(Items from a data source)
--
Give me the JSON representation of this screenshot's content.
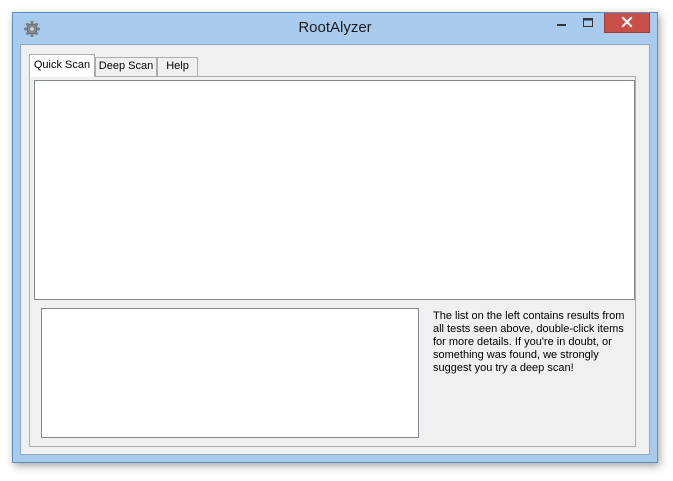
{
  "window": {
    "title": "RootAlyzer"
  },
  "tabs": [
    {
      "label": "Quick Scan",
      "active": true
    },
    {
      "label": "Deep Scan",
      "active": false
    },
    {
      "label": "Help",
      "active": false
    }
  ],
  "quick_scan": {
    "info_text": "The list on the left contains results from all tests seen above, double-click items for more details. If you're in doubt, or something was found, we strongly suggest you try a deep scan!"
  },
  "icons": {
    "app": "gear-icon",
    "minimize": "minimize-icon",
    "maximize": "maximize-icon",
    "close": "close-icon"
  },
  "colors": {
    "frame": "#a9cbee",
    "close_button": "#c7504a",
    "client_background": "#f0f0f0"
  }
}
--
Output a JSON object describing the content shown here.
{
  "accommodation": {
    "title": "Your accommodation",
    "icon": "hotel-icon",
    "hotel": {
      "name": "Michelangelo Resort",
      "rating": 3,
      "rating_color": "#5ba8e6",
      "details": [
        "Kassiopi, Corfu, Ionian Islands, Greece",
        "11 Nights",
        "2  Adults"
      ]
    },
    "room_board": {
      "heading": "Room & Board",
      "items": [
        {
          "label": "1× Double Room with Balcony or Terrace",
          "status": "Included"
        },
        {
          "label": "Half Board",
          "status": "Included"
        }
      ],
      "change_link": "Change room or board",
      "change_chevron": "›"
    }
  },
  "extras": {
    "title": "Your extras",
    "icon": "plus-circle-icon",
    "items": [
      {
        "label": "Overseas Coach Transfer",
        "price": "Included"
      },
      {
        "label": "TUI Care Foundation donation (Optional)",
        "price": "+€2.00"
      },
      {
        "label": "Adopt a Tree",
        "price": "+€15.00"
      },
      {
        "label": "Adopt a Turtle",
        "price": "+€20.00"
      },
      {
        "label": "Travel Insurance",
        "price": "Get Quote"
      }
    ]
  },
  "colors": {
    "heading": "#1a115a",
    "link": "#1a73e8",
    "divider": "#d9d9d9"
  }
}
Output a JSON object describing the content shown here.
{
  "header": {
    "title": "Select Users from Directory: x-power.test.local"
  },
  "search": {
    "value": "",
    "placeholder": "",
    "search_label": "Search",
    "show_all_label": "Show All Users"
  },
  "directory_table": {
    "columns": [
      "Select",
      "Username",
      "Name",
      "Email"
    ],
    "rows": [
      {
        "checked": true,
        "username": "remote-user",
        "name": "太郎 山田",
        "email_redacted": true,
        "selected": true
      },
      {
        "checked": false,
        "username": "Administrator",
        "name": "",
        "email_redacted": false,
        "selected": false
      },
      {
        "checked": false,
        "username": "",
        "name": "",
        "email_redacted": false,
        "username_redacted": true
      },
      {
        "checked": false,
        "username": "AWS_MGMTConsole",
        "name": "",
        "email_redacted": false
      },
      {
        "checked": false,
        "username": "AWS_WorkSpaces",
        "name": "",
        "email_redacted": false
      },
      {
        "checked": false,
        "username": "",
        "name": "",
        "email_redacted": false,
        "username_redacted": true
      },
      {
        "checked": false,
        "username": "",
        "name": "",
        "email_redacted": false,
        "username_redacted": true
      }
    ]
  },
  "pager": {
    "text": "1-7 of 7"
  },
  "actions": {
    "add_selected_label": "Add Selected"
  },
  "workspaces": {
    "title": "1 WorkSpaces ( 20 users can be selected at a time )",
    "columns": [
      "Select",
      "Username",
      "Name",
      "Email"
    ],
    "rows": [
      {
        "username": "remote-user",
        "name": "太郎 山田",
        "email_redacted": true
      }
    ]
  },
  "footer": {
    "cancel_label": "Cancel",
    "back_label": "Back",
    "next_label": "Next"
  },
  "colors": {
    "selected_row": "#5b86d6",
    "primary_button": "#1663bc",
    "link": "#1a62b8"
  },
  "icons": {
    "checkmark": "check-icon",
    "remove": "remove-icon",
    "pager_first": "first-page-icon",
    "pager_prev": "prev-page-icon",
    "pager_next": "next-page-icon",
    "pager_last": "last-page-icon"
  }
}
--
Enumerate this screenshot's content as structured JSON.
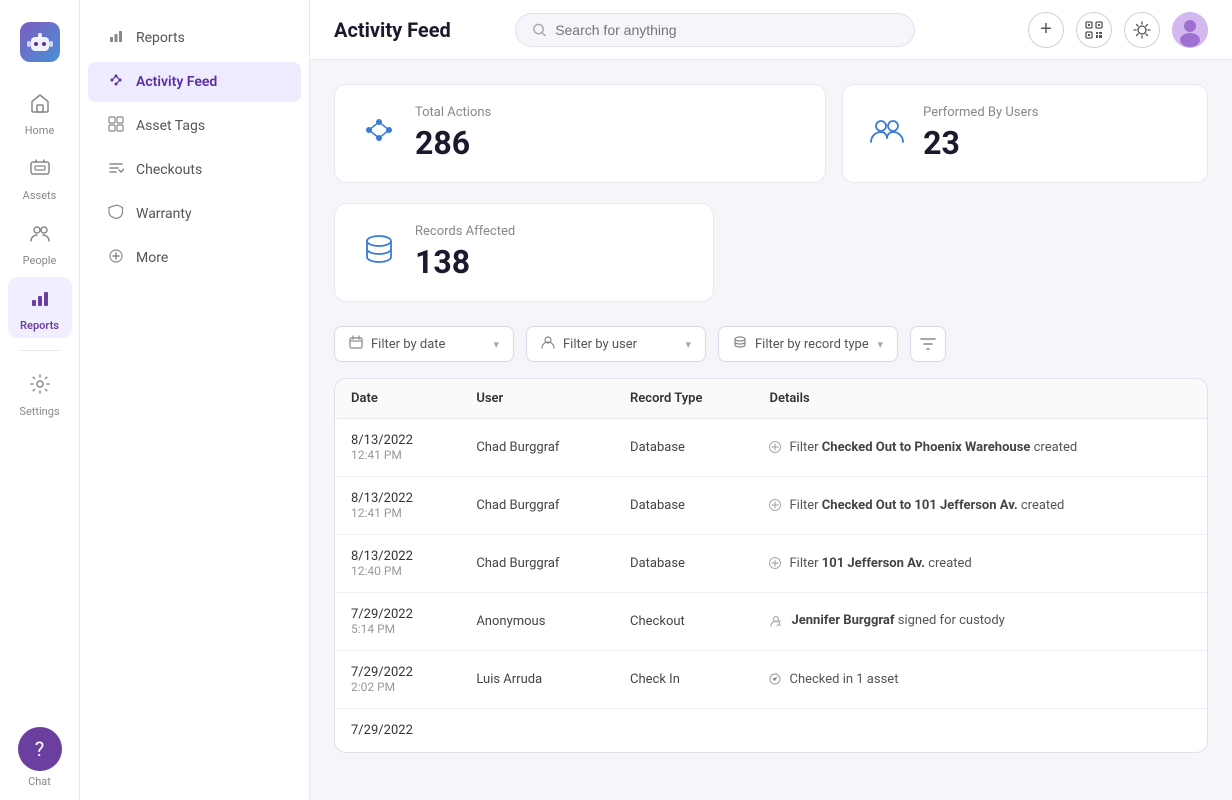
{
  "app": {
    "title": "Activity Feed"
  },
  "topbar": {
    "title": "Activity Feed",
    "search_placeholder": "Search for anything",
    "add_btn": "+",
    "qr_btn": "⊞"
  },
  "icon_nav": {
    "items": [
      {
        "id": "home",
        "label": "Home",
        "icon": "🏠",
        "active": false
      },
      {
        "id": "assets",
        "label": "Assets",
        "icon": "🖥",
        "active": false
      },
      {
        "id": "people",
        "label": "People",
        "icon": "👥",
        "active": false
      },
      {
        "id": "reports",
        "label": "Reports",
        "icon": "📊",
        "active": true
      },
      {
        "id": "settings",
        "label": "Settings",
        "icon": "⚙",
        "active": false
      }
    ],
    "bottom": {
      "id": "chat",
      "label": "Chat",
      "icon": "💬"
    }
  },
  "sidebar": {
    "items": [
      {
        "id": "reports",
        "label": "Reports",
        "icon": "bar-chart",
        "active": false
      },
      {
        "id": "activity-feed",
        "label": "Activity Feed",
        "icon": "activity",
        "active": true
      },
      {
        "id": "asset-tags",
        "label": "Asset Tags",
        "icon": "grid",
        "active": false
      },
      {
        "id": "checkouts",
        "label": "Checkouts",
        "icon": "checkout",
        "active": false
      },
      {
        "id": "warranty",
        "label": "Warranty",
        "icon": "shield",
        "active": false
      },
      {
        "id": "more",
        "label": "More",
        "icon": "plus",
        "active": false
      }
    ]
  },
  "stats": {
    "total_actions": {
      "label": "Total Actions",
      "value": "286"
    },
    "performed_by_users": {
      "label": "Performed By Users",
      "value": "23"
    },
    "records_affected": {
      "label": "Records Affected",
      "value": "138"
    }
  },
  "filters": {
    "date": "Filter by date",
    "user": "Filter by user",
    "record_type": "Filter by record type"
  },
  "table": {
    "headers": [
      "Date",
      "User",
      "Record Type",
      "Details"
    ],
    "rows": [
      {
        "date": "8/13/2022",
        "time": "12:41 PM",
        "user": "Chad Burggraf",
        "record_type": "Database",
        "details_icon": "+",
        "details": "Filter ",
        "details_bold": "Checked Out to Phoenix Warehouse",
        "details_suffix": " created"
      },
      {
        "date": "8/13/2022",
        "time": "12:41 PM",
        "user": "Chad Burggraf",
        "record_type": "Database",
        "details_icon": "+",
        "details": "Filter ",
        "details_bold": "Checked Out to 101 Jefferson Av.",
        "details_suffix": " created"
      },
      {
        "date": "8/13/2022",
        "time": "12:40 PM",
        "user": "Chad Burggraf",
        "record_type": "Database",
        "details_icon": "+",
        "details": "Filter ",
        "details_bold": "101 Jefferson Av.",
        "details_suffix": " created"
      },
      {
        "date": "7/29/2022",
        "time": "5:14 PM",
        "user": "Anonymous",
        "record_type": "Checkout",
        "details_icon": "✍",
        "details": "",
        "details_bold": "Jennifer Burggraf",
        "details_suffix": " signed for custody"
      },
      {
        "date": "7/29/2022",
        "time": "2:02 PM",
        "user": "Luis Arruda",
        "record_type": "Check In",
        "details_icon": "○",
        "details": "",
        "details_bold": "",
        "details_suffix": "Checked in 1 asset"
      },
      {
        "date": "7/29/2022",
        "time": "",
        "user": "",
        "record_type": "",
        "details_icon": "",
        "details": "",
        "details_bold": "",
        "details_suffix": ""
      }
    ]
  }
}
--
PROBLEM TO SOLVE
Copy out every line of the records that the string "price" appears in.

WRITTEN RESPONSE
        "price": "Included"
        "price": "+€2.00"
        "price": "+€15.00"
        "price": "+€20.00"
        "price": "Get Quote"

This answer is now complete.